INTERPOL, students of history will note, is a non-governmental organization – that is, a private organization – funded by its state members thanks to your tax dollar/pound/franc/etc. It was founded in Austria in 1923 following a massive international police conference in 1914. And just to keep things interesting, there would have to be Nazi roots, as StatismWatch uncovered during the painstaking background research conducted for this article. (Eg; Wikipedia) See here also. The organization was taken over by the SS in 1938. This is not the only aspect of the internationalist project that the machinations of the Third Reich have been detected – other desired projects included, oh let’s see, the founding of the EU itself. Now, Interpol and Wiki both imply by omission that this organization perished with the regime, stating simply ‘Belgium leads the rebuilding of the organization after the end of WWII”. However, in 1990, investigative journalist Gerald Posner wrote the New York Times a letter entitled Interpol’s Nazi Affiliations Continued After the War, in which he stated
In 1963, Jean Nepote was elected Interpol’s president. He had collaborated with France’s collaborationist Vichy Government during the war. In 1968, Interpol elected Paul Dickopf as its president. Although it was discovered that he had been an SS officer in the war, having worked in the very villa where Interpol and the Gestapo were headquartered, he nevertheless remained president until 1972.
Although the current secretary general, Raymond E. Kendall, is well intentioned, Interpol’s interest in Nazi war criminals during the crucial 1950′s and 60′s was nonetheless virtually nonexistent. Admitting its past mistakes is the first step in making Interpol the vaunted police organization that the public often perceives it to be.
So – is there a particular reason that now we suddenly need a global police force run at arms length from sovereign states on an intergovernmental model, a new Security Council? (Insert rationalization about 9/11 here) Note, however, that this infrastucture is to be used against us – that the vision of global governance we’re being sold on is increasingly coming to resemble a meta-police state, with vast global databases, face scanning, and pointed questions should anyone deviate from their approved habits. On the scheme outlined in this article, INTERPOL will be there to man the internal checkpoints, and the designated elite will simply be waved through in their motorcades and private jets. There are other ways to fight organized crime. Centralizing police power, however, is an excellent way to ensure total corruption. And incidentally, the secretary general of INTERPOL and the man who would lead the global police is the guy responsible for greenlighting the firebombing of the Waco compound and subsequent coverup. 76 lives were lost in the flames that day.
Flashback: EU Plans Massive Surveillance Panopticon That Would Monitor “Abnormal Behavior” | UK plans to integrate ‘cybersecurity’ centre with US, Canada | EU wants ‘Internet G12ÃƒÂ¢Ã¢â€šÂ¬Ã‚Â² to govern cyberspace | EU Police set to step up warrantless hacking of home PCs | Bush Signs New Unified Command Plan for ‘Synchronized Global Planning’ | EU Police to Stream into Kosovo Despite Protests | Interpol wants facial recognition database to catch suspects | Secret EU security draft risks uproar with call to pool policing and give US personal data | Vision 2015: Consolidation of U.S. Intelligence Into Global Intel Network | Canada working with FBI on ’server in the sky’

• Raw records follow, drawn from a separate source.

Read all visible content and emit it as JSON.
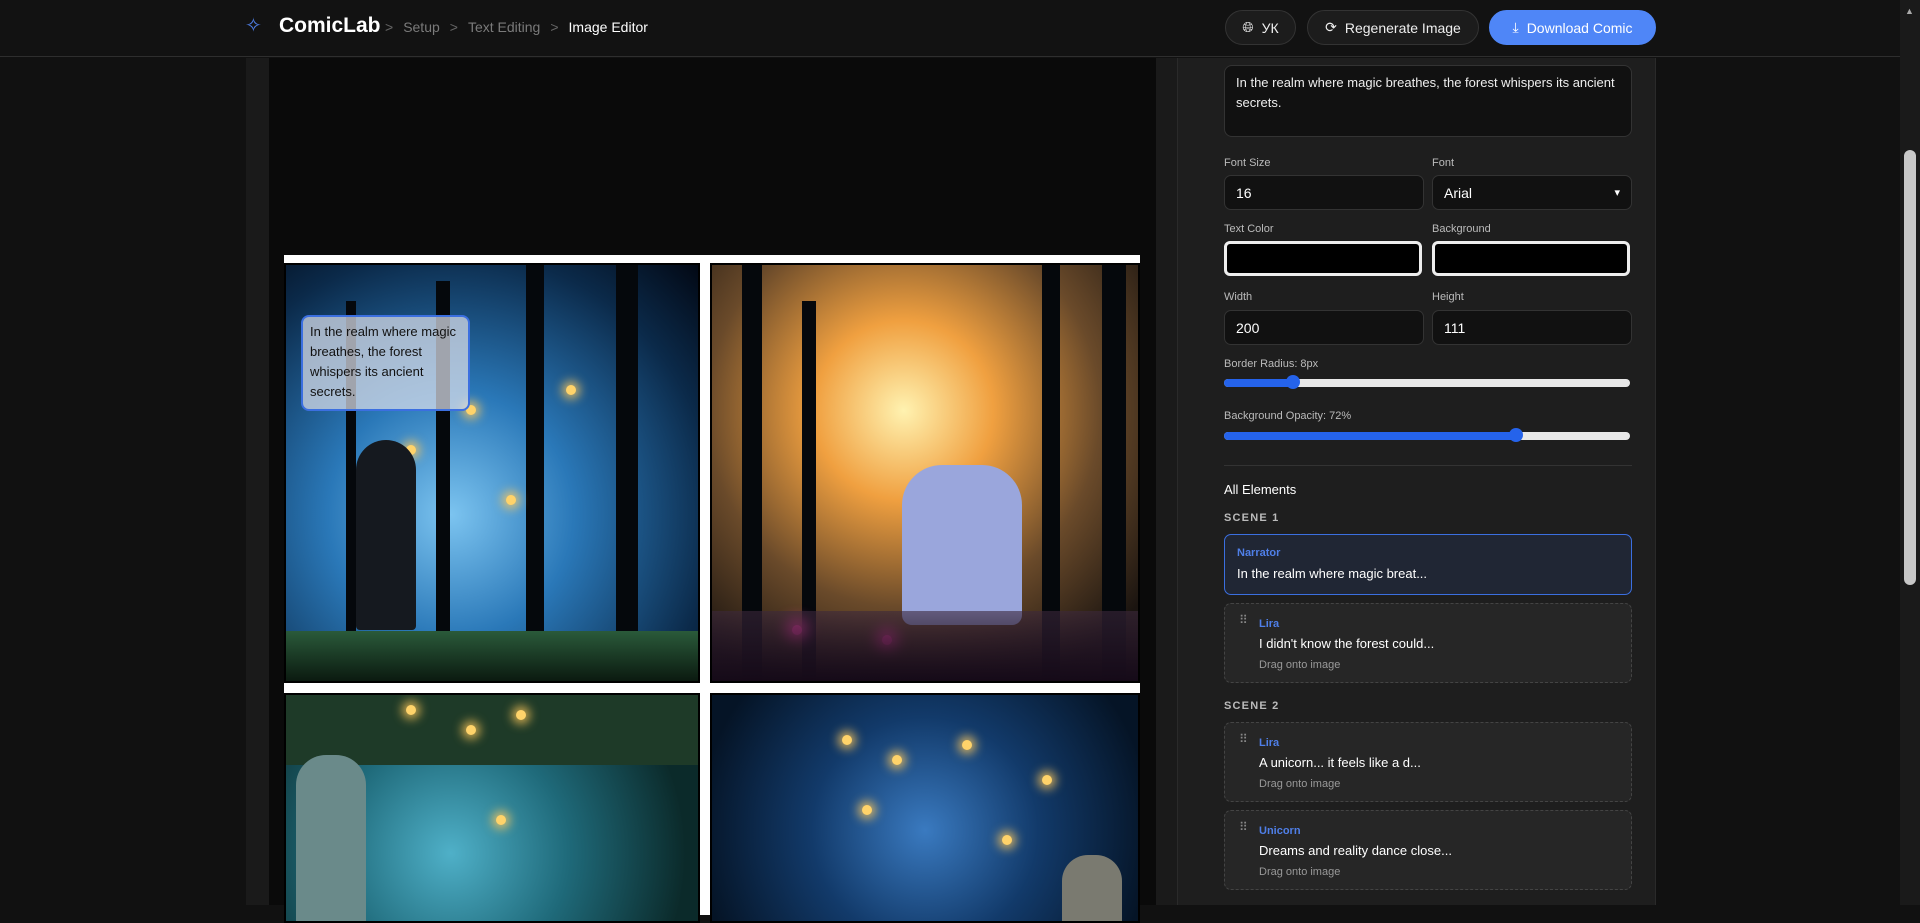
{
  "header": {
    "brand": "ComicLab",
    "breadcrumbs": [
      "Setup",
      "Text Editing",
      "Image Editor"
    ],
    "language_label": "УК",
    "regenerate_label": "Regenerate Image",
    "download_label": "Download Comic"
  },
  "canvas": {
    "bubble_text": "In the realm where magic breathes, the forest whispers its ancient secrets."
  },
  "editor": {
    "text_value": "In the realm where magic breathes, the forest whispers its ancient secrets.",
    "font_size_label": "Font Size",
    "font_size": "16",
    "font_label": "Font",
    "font": "Arial",
    "text_color_label": "Text Color",
    "text_color": "#000000",
    "background_label": "Background",
    "background_color": "#000000",
    "width_label": "Width",
    "width": "200",
    "height_label": "Height",
    "height": "111",
    "border_radius_label": "Border Radius: 8px",
    "border_radius_fraction": 0.17,
    "opacity_label": "Background Opacity: 72%",
    "opacity_fraction": 0.72
  },
  "elements": {
    "title": "All Elements",
    "scenes": [
      {
        "label": "SCENE 1",
        "items": [
          {
            "speaker": "Narrator",
            "text": "In the realm where magic breat...",
            "active": true
          },
          {
            "speaker": "Lira",
            "text": "I didn't know the forest could...",
            "hint": "Drag onto image"
          }
        ]
      },
      {
        "label": "SCENE 2",
        "items": [
          {
            "speaker": "Lira",
            "text": "A unicorn... it feels like a d...",
            "hint": "Drag onto image"
          },
          {
            "speaker": "Unicorn",
            "text": "Dreams and reality dance close...",
            "hint": "Drag onto image"
          }
        ]
      }
    ]
  },
  "colors": {
    "accent": "#4f86f7",
    "selected_border": "#3b6fe0"
  }
}
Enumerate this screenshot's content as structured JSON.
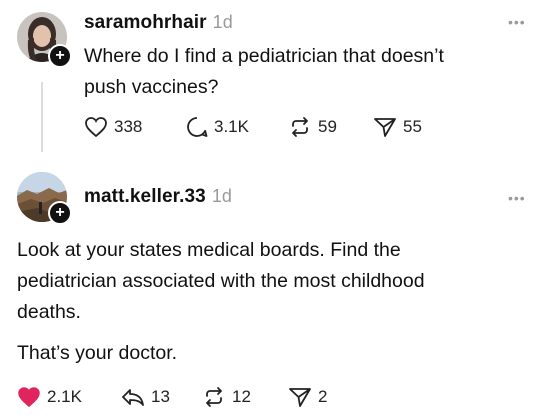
{
  "post": {
    "username": "saramohrhair",
    "time": "1d",
    "text_line1": "Where do I find a pediatrician that doesn’t",
    "text_line2": "push vaccines?",
    "stats": {
      "likes": "338",
      "comments": "3.1K",
      "reposts": "59",
      "shares": "55"
    },
    "more_icon": "ellipsis-icon"
  },
  "reply": {
    "username": "matt.keller.33",
    "time": "1d",
    "line1": "Look at your states medical boards.  Find the",
    "line2": "pediatrician associated with the most childhood",
    "line3": "deaths.",
    "line4": "That’s your doctor.",
    "stats": {
      "likes": "2.1K",
      "comments": "13",
      "reposts": "12",
      "shares": "2"
    },
    "like_color": "#e0245e"
  },
  "icons": {
    "plus": "+",
    "more": "•••"
  }
}
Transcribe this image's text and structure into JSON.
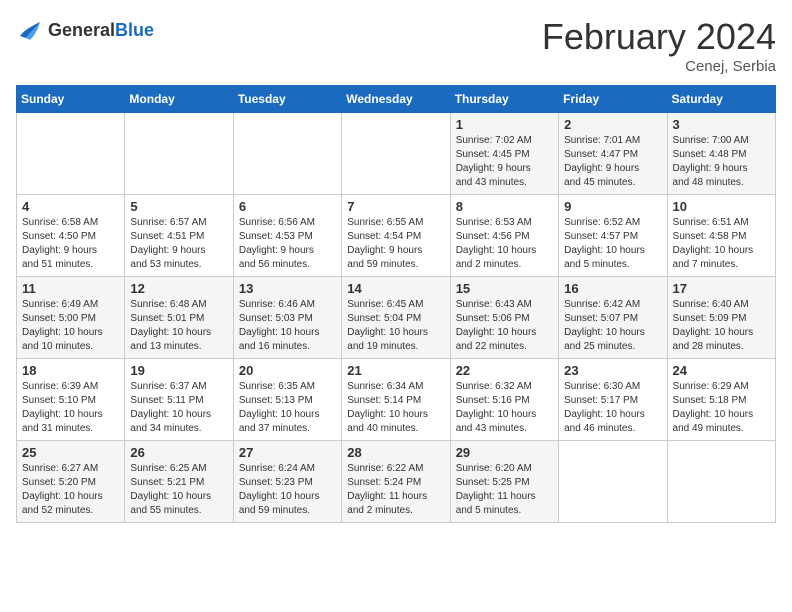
{
  "header": {
    "logo_general": "General",
    "logo_blue": "Blue",
    "title": "February 2024",
    "location": "Cenej, Serbia"
  },
  "weekdays": [
    "Sunday",
    "Monday",
    "Tuesday",
    "Wednesday",
    "Thursday",
    "Friday",
    "Saturday"
  ],
  "weeks": [
    [
      {
        "day": "",
        "info": ""
      },
      {
        "day": "",
        "info": ""
      },
      {
        "day": "",
        "info": ""
      },
      {
        "day": "",
        "info": ""
      },
      {
        "day": "1",
        "info": "Sunrise: 7:02 AM\nSunset: 4:45 PM\nDaylight: 9 hours\nand 43 minutes."
      },
      {
        "day": "2",
        "info": "Sunrise: 7:01 AM\nSunset: 4:47 PM\nDaylight: 9 hours\nand 45 minutes."
      },
      {
        "day": "3",
        "info": "Sunrise: 7:00 AM\nSunset: 4:48 PM\nDaylight: 9 hours\nand 48 minutes."
      }
    ],
    [
      {
        "day": "4",
        "info": "Sunrise: 6:58 AM\nSunset: 4:50 PM\nDaylight: 9 hours\nand 51 minutes."
      },
      {
        "day": "5",
        "info": "Sunrise: 6:57 AM\nSunset: 4:51 PM\nDaylight: 9 hours\nand 53 minutes."
      },
      {
        "day": "6",
        "info": "Sunrise: 6:56 AM\nSunset: 4:53 PM\nDaylight: 9 hours\nand 56 minutes."
      },
      {
        "day": "7",
        "info": "Sunrise: 6:55 AM\nSunset: 4:54 PM\nDaylight: 9 hours\nand 59 minutes."
      },
      {
        "day": "8",
        "info": "Sunrise: 6:53 AM\nSunset: 4:56 PM\nDaylight: 10 hours\nand 2 minutes."
      },
      {
        "day": "9",
        "info": "Sunrise: 6:52 AM\nSunset: 4:57 PM\nDaylight: 10 hours\nand 5 minutes."
      },
      {
        "day": "10",
        "info": "Sunrise: 6:51 AM\nSunset: 4:58 PM\nDaylight: 10 hours\nand 7 minutes."
      }
    ],
    [
      {
        "day": "11",
        "info": "Sunrise: 6:49 AM\nSunset: 5:00 PM\nDaylight: 10 hours\nand 10 minutes."
      },
      {
        "day": "12",
        "info": "Sunrise: 6:48 AM\nSunset: 5:01 PM\nDaylight: 10 hours\nand 13 minutes."
      },
      {
        "day": "13",
        "info": "Sunrise: 6:46 AM\nSunset: 5:03 PM\nDaylight: 10 hours\nand 16 minutes."
      },
      {
        "day": "14",
        "info": "Sunrise: 6:45 AM\nSunset: 5:04 PM\nDaylight: 10 hours\nand 19 minutes."
      },
      {
        "day": "15",
        "info": "Sunrise: 6:43 AM\nSunset: 5:06 PM\nDaylight: 10 hours\nand 22 minutes."
      },
      {
        "day": "16",
        "info": "Sunrise: 6:42 AM\nSunset: 5:07 PM\nDaylight: 10 hours\nand 25 minutes."
      },
      {
        "day": "17",
        "info": "Sunrise: 6:40 AM\nSunset: 5:09 PM\nDaylight: 10 hours\nand 28 minutes."
      }
    ],
    [
      {
        "day": "18",
        "info": "Sunrise: 6:39 AM\nSunset: 5:10 PM\nDaylight: 10 hours\nand 31 minutes."
      },
      {
        "day": "19",
        "info": "Sunrise: 6:37 AM\nSunset: 5:11 PM\nDaylight: 10 hours\nand 34 minutes."
      },
      {
        "day": "20",
        "info": "Sunrise: 6:35 AM\nSunset: 5:13 PM\nDaylight: 10 hours\nand 37 minutes."
      },
      {
        "day": "21",
        "info": "Sunrise: 6:34 AM\nSunset: 5:14 PM\nDaylight: 10 hours\nand 40 minutes."
      },
      {
        "day": "22",
        "info": "Sunrise: 6:32 AM\nSunset: 5:16 PM\nDaylight: 10 hours\nand 43 minutes."
      },
      {
        "day": "23",
        "info": "Sunrise: 6:30 AM\nSunset: 5:17 PM\nDaylight: 10 hours\nand 46 minutes."
      },
      {
        "day": "24",
        "info": "Sunrise: 6:29 AM\nSunset: 5:18 PM\nDaylight: 10 hours\nand 49 minutes."
      }
    ],
    [
      {
        "day": "25",
        "info": "Sunrise: 6:27 AM\nSunset: 5:20 PM\nDaylight: 10 hours\nand 52 minutes."
      },
      {
        "day": "26",
        "info": "Sunrise: 6:25 AM\nSunset: 5:21 PM\nDaylight: 10 hours\nand 55 minutes."
      },
      {
        "day": "27",
        "info": "Sunrise: 6:24 AM\nSunset: 5:23 PM\nDaylight: 10 hours\nand 59 minutes."
      },
      {
        "day": "28",
        "info": "Sunrise: 6:22 AM\nSunset: 5:24 PM\nDaylight: 11 hours\nand 2 minutes."
      },
      {
        "day": "29",
        "info": "Sunrise: 6:20 AM\nSunset: 5:25 PM\nDaylight: 11 hours\nand 5 minutes."
      },
      {
        "day": "",
        "info": ""
      },
      {
        "day": "",
        "info": ""
      }
    ]
  ]
}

Doreen Carvajal, The New York Times
October 11, 2009
PARIS – Interpol and the United Nations are poised to become partners in fighting crime by jointly grooming a global police force that would be deployed as peacekeepers among rogue nations riven by war and organized crime, officials from both organizations say.
On Monday, justice and foreign ministers from more than 60 countries, including the United States and China, are gathering in Singapore for a meeting hosted by the two international organizations.
It is the first step toward creating what Interpol calls a “global policing doctrine” that would enable Interpol and the United Nations to improve the skills of police peacekeepers, largely by sharing a secure communications network and a vast electronic trove of criminal information, including DNA records, fingerprints, photographs and fugitive notices.